(Data for processing begins)

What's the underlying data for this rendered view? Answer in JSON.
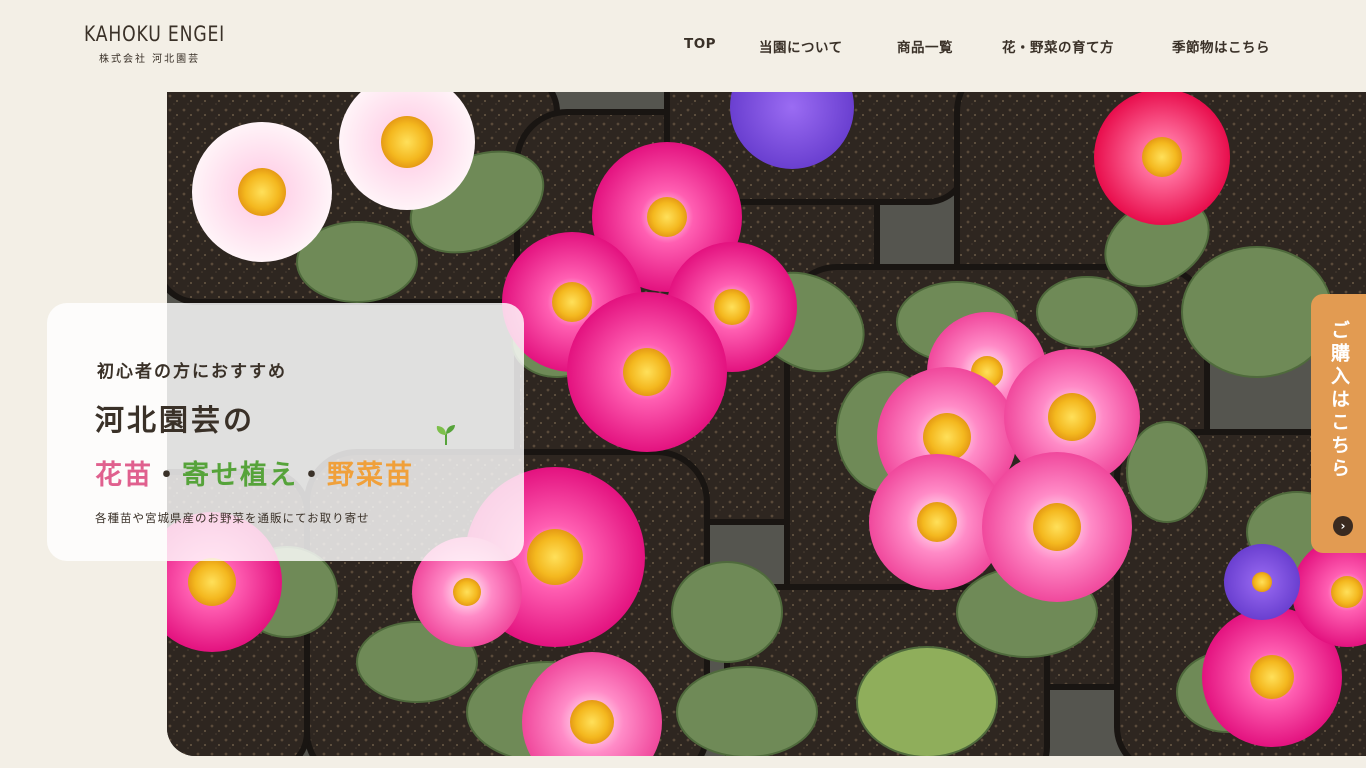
{
  "header": {
    "logo_en": "KAHOKU ENGEI",
    "logo_jp": "株式会社 河北園芸",
    "nav": [
      {
        "label": "TOP"
      },
      {
        "label": "当園について"
      },
      {
        "label": "商品一覧"
      },
      {
        "label": "花・野菜の育て方"
      },
      {
        "label": "季節物はこちら"
      }
    ]
  },
  "hero": {
    "eyebrow": "初心者の方におすすめ",
    "title": "河北園芸の",
    "products": {
      "p1": "花苗",
      "sep1": "・",
      "p2": "寄せ植え",
      "sep2": "・",
      "p3": "野菜苗"
    },
    "description": "各種苗や宮城県産のお野菜を通販にてお取り寄せ",
    "image_alt": "primrose-flowers-photo"
  },
  "side_tab": {
    "label": "ご購入はこちら",
    "arrow": "›"
  },
  "colors": {
    "background": "#f3efe6",
    "flower_pink": "#e0608e",
    "plant_green": "#56a33a",
    "veg_orange": "#f0a03a",
    "tab_orange": "#e29b52",
    "text": "#3a3128"
  }
}
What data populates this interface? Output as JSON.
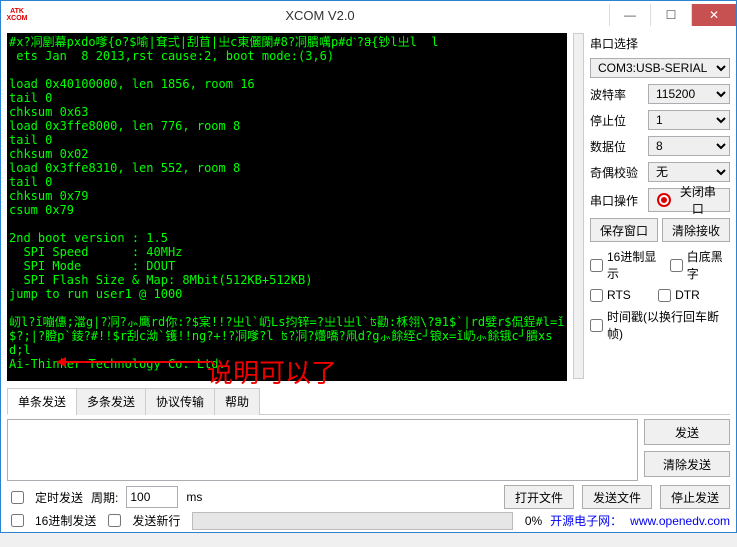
{
  "window": {
    "title": "XCOM V2.0",
    "icon_top": "ATK",
    "icon_bot": "XCOM"
  },
  "terminal_text": "#x?㓊剭幕pxdo嗲{o?$喻|耷弍|刮苜|㞢c東儷闌#8?㓊膭噧p#dˋ?ჵ{钞l㞢l  l\n ets Jan  8 2013,rst cause:2, boot mode:(3,6)\n\nload 0x40100000, len 1856, room 16\ntail 0\nchksum 0x63\nload 0x3ffe8000, len 776, room 8\ntail 0\nchksum 0x02\nload 0x3ffe8310, len 552, room 8\ntail 0\nchksum 0x79\ncsum 0x79\n\n2nd boot version : 1.5\n  SPI Speed      : 40MHz\n  SPI Mode       : DOUT\n  SPI Flash Size & Map: 8Mbit(512KB+512KB)\njump to run user1 @ 1000\n\n屻l?ǐ嘣僡;澢g|?㓊?⺗鹰rd你:?$宲!!?㞢l`屷Ls抣锌=?㞢l㞢l`ʦ勸:柇翎\\?ჵ1$`|rd嬖r$侃鋥#l=ǐ$?;|?膯p`錂?#!!$r刮c泑`镬!!ng?+!?㓊嗲?l ʦ?㓊?爡嘺?凧d?g⺗餘绖c┘锒x=ǐ屷⺗餘锇c┘膭xsd;l\nAi-Thinker Technology Co. Ltd.\n\nready",
  "annotation": "说明可以了",
  "right": {
    "port_sel_label": "串口选择",
    "port_value": "COM3:USB-SERIAL",
    "baud_label": "波特率",
    "baud_value": "115200",
    "stop_label": "停止位",
    "stop_value": "1",
    "data_label": "数据位",
    "data_value": "8",
    "parity_label": "奇偶校验",
    "parity_value": "无",
    "op_label": "串口操作",
    "close_btn": "关闭串口",
    "save_win": "保存窗口",
    "clear_rx": "清除接收",
    "hex_disp": "16进制显示",
    "bw": "白底黑字",
    "rts": "RTS",
    "dtr": "DTR",
    "ts": "时间戳(以换行回车断帧)"
  },
  "tabs": {
    "single": "单条发送",
    "multi": "多条发送",
    "proto": "协议传输",
    "help": "帮助"
  },
  "send": {
    "send_btn": "发送",
    "clear_btn": "清除发送"
  },
  "bottom": {
    "timed": "定时发送",
    "period_label": "周期:",
    "period_val": "100",
    "ms": "ms",
    "open_file": "打开文件",
    "send_file": "发送文件",
    "stop_send": "停止发送",
    "hex_send": "16进制发送",
    "send_nl": "发送新行",
    "pct": "0%",
    "link_label": "开源电子网：",
    "link_url": "www.openedv.com"
  }
}
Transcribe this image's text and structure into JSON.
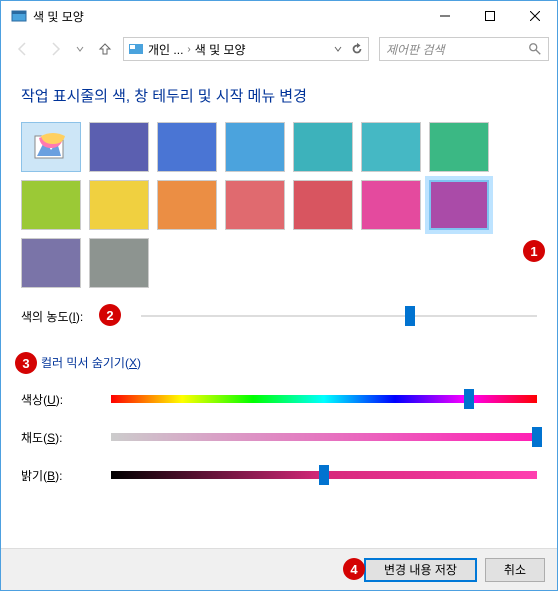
{
  "window": {
    "title": "색 및 모양"
  },
  "breadcrumb": {
    "item1": "개인 ...",
    "item2": "색 및 모양"
  },
  "search": {
    "placeholder": "제어판 검색"
  },
  "heading": "작업 표시줄의 색, 창 테두리 및 시작 메뉴 변경",
  "swatches": [
    {
      "name": "auto",
      "color": "auto"
    },
    {
      "name": "indigo",
      "color": "#5b5fb0"
    },
    {
      "name": "blue",
      "color": "#4a75d4"
    },
    {
      "name": "sky",
      "color": "#4ba3dd"
    },
    {
      "name": "teal",
      "color": "#3db2bb"
    },
    {
      "name": "cyan",
      "color": "#45b8c4"
    },
    {
      "name": "green",
      "color": "#3bb884"
    },
    {
      "name": "lime",
      "color": "#9bc936"
    },
    {
      "name": "yellow",
      "color": "#f0d040"
    },
    {
      "name": "orange",
      "color": "#eb8e44"
    },
    {
      "name": "pink",
      "color": "#e06a6f"
    },
    {
      "name": "red",
      "color": "#d85560"
    },
    {
      "name": "magenta",
      "color": "#e44a9e"
    },
    {
      "name": "purple",
      "color": "#aa4ba8",
      "selected": true
    },
    {
      "name": "violet",
      "color": "#7a74a8"
    },
    {
      "name": "gray",
      "color": "#8d9490"
    }
  ],
  "intensity": {
    "label_pre": "색의 농도(",
    "label_key": "I",
    "label_post": "):",
    "value": 68
  },
  "mixer_toggle": {
    "label_pre": "컬러 믹서 숨기기(",
    "label_key": "X",
    "label_post": ")"
  },
  "hue": {
    "label_pre": "색상(",
    "label_key": "U",
    "label_post": "):",
    "value": 84
  },
  "saturation": {
    "label_pre": "채도(",
    "label_key": "S",
    "label_post": "):",
    "value": 100
  },
  "brightness": {
    "label_pre": "밝기(",
    "label_key": "B",
    "label_post": "):",
    "value": 50
  },
  "buttons": {
    "save": "변경 내용 저장",
    "cancel": "취소"
  },
  "markers": {
    "m1": "1",
    "m2": "2",
    "m3": "3",
    "m4": "4"
  }
}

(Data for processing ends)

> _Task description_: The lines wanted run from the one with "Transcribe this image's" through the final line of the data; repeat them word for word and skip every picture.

> _Answer below_:
Transcribe this image's text and structure into JSON.
{
  "window": {
    "title": "색 및 모양"
  },
  "breadcrumb": {
    "item1": "개인 ...",
    "item2": "색 및 모양"
  },
  "search": {
    "placeholder": "제어판 검색"
  },
  "heading": "작업 표시줄의 색, 창 테두리 및 시작 메뉴 변경",
  "swatches": [
    {
      "name": "auto",
      "color": "auto"
    },
    {
      "name": "indigo",
      "color": "#5b5fb0"
    },
    {
      "name": "blue",
      "color": "#4a75d4"
    },
    {
      "name": "sky",
      "color": "#4ba3dd"
    },
    {
      "name": "teal",
      "color": "#3db2bb"
    },
    {
      "name": "cyan",
      "color": "#45b8c4"
    },
    {
      "name": "green",
      "color": "#3bb884"
    },
    {
      "name": "lime",
      "color": "#9bc936"
    },
    {
      "name": "yellow",
      "color": "#f0d040"
    },
    {
      "name": "orange",
      "color": "#eb8e44"
    },
    {
      "name": "pink",
      "color": "#e06a6f"
    },
    {
      "name": "red",
      "color": "#d85560"
    },
    {
      "name": "magenta",
      "color": "#e44a9e"
    },
    {
      "name": "purple",
      "color": "#aa4ba8",
      "selected": true
    },
    {
      "name": "violet",
      "color": "#7a74a8"
    },
    {
      "name": "gray",
      "color": "#8d9490"
    }
  ],
  "intensity": {
    "label_pre": "색의 농도(",
    "label_key": "I",
    "label_post": "):",
    "value": 68
  },
  "mixer_toggle": {
    "label_pre": "컬러 믹서 숨기기(",
    "label_key": "X",
    "label_post": ")"
  },
  "hue": {
    "label_pre": "색상(",
    "label_key": "U",
    "label_post": "):",
    "value": 84
  },
  "saturation": {
    "label_pre": "채도(",
    "label_key": "S",
    "label_post": "):",
    "value": 100
  },
  "brightness": {
    "label_pre": "밝기(",
    "label_key": "B",
    "label_post": "):",
    "value": 50
  },
  "buttons": {
    "save": "변경 내용 저장",
    "cancel": "취소"
  },
  "markers": {
    "m1": "1",
    "m2": "2",
    "m3": "3",
    "m4": "4"
  }
}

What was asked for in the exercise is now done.